Supplied data:
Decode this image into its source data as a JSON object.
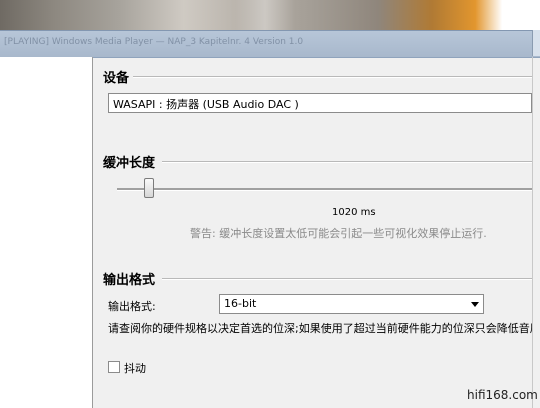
{
  "window": {
    "title": "[PLAYING] Windows Media Player — NAP_3 Kapitelnr. 4 Version 1.0"
  },
  "device_section": {
    "title": "设备",
    "device_select": {
      "value": "WASAPI : 扬声器 (USB Audio DAC   )"
    }
  },
  "buffer_section": {
    "title": "缓冲长度",
    "slider": {
      "value_ms": 1020,
      "value_label": "1020 ms"
    },
    "warning": "警告: 缓冲长度设置太低可能会引起一些可视化效果停止运行."
  },
  "output_section": {
    "title": "输出格式",
    "format_label": "输出格式:",
    "format_select": {
      "value": "16-bit"
    },
    "hint": "请查阅你的硬件规格以决定首选的位深;如果使用了超过当前硬件能力的位深只会降低音质。",
    "dither_checkbox": {
      "label": "抖动",
      "checked": false
    }
  },
  "watermark": "hifi168.com"
}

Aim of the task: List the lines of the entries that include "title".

Expected answer:
    "title": "[PLAYING] Windows Media Player — NAP_3 Kapitelnr. 4 Version 1.0"
    "title": "设备",
    "title": "缓冲长度",
    "title": "输出格式",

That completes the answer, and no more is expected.